Over the past few years, I've scanned all my 35mm negatives and now have digital copies of all of them (over 14,000 - phew!). But, I still have hundreds of really old large-format negatives taken by my family over the decades that I am unable to scan because they are too large to fit in my scanner. I've got prints that had been made of a few of the negatives, but print scan quality at 300 DPI is marginal and the dynamic range of a print is decidedly limited. And even worse, for those negatives that have not been printed, it is impossible to make out who or what they are of.
I wanted a quick and easy way to turn the negatives into positives and decided that my new digital camera could create those digital copies for me - all I needed to do was try it out to see what it could do.
Proof Of Concept
I placed a negative in a sunlight window and took a photograph of it (the negative below is my dad - taken when he lived on the Rosebud Indian Reservation in 1919.) I could see that the detail was good, but there was a lot of glare and the negative obviously needed to be held flat to the image plane. I needed a fixture that would hold negatives flat and which eliminated extraneous light and reflections.
The fixture needed to address the following requirements:
It must hold the negatives in a flat plane.
It must diffuse the light source so there is no hot spot.
It must hold the negatives within the focus plane of the camera.
It must be solidly mounted to my digital camera camera.
It must have a light shield to minimize glare from extraneous light.
It must to be quick and easy to load and unload.
Clear plastic - The camera side of the negative holder "sandwich".
Translucent plastic - The light source side of the negative holder "sandwich". This diffuses the light to eliminate hot spots.
Angle bracket - To hold the negative holder.
Metal bar - To mount the negative holder to the camera.
Cardboard - To make the light shield.
Screws, clips, duct tape and hinges - To hold everything together.
Except for the plastic, I had most of the materials on hand in various bins I keep for just these purposes. I bought the both sheets of plastic out of the scrap bin at Tap Plastics - so my total out-of-pocket investment came to about $2.00. (The plastic typically comes with a protective paper cover on both sides. Leave it on for as long as is humanly possible - I didn't and it's now got some very nice scratches on the surface.)

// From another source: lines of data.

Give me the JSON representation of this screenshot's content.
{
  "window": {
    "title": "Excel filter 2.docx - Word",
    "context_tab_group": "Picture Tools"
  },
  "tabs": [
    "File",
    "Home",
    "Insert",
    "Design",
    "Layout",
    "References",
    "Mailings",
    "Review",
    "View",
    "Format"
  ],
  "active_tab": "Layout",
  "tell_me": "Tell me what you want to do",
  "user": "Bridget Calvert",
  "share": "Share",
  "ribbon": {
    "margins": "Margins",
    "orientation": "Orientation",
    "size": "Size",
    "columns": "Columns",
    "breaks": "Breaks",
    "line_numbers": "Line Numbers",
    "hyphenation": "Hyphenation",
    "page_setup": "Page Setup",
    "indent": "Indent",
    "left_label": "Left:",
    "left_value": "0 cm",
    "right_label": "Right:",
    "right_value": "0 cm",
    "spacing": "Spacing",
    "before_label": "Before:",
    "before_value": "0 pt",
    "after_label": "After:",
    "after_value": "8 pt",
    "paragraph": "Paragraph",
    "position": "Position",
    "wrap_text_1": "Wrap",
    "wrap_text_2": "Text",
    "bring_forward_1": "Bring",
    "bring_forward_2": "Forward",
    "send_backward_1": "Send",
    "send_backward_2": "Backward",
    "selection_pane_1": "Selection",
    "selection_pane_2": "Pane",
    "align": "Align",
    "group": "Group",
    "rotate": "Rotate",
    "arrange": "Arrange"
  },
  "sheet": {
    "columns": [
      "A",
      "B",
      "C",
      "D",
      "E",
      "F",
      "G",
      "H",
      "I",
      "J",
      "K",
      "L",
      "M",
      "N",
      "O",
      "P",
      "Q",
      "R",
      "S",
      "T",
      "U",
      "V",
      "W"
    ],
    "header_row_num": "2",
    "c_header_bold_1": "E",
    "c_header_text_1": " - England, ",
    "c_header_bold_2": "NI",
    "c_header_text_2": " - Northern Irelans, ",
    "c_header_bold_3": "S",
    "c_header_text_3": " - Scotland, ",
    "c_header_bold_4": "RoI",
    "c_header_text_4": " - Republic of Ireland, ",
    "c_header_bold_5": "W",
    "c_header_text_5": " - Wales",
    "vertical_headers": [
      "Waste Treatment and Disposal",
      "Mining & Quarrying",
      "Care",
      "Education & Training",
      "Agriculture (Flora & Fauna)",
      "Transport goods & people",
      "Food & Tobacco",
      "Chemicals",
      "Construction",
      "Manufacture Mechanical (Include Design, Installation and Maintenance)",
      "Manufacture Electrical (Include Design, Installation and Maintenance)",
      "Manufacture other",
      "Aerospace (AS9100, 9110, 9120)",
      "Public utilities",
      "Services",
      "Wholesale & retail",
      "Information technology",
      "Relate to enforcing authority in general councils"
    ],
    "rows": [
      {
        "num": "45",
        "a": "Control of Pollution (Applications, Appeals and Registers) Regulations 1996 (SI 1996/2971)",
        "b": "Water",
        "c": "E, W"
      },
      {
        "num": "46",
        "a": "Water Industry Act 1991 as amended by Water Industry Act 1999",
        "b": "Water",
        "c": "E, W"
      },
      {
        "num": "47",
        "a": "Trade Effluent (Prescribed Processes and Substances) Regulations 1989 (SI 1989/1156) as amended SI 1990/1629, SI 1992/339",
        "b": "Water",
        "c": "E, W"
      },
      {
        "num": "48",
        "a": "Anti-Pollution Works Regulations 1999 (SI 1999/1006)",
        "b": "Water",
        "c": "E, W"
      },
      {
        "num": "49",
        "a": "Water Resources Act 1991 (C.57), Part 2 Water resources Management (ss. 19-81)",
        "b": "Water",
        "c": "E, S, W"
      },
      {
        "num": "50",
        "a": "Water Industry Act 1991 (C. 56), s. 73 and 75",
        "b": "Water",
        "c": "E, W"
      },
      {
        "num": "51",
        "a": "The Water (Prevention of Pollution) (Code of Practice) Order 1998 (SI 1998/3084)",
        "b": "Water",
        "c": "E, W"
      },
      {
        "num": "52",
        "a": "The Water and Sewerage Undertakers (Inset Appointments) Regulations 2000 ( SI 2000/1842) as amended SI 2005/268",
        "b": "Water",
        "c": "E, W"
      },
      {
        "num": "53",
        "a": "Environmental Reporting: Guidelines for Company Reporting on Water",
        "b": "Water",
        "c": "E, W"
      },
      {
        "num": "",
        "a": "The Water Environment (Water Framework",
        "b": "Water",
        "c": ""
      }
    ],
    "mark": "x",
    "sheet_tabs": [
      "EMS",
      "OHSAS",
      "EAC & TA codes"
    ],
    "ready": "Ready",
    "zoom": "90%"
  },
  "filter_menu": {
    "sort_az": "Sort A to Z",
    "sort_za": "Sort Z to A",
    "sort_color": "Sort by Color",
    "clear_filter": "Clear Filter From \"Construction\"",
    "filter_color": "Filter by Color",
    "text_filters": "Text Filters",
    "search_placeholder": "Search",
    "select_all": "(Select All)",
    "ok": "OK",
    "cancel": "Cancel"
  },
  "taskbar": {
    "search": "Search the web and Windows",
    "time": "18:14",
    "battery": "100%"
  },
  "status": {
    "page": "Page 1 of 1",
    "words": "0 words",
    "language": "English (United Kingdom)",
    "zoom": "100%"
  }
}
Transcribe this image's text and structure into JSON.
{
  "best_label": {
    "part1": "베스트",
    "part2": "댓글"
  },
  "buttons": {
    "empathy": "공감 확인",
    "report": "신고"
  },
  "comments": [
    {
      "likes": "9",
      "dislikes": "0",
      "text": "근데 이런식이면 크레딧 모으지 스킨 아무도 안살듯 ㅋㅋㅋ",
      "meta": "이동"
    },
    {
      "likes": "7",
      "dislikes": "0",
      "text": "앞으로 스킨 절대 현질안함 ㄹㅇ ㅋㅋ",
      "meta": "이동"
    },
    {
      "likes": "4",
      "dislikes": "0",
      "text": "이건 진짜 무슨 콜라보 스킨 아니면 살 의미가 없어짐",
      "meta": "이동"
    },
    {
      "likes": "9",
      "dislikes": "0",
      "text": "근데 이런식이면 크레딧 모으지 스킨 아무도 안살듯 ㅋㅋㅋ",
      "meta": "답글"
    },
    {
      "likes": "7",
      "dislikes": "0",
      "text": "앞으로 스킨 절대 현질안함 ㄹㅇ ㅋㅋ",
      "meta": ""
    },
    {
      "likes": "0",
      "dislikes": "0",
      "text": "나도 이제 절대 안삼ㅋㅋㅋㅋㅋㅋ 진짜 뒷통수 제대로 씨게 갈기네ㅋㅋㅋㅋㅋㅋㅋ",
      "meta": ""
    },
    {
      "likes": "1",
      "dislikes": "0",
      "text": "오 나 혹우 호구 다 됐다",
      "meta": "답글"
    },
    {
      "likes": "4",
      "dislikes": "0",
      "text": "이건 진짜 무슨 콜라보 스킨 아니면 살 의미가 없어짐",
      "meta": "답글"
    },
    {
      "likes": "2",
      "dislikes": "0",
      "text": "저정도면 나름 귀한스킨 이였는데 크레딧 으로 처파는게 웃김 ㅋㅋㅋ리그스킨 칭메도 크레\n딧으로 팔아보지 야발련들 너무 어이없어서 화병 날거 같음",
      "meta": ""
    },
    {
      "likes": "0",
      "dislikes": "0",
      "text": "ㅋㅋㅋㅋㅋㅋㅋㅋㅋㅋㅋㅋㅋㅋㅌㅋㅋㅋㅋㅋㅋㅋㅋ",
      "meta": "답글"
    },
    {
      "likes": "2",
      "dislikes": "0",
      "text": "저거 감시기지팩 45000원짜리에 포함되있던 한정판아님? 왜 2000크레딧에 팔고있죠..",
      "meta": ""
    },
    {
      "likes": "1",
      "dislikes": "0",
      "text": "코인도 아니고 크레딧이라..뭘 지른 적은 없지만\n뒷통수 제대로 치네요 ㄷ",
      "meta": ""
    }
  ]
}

Step 1: Making the Negative Holder
Use the largest negative you have to determine where to cut out the aluminum angle bracket.
Cut the bracket to length (7").
Cut out the inner portion to leave room for the negative so the camera can see it when the plastic negative holder is ultimately mounted on the bracket.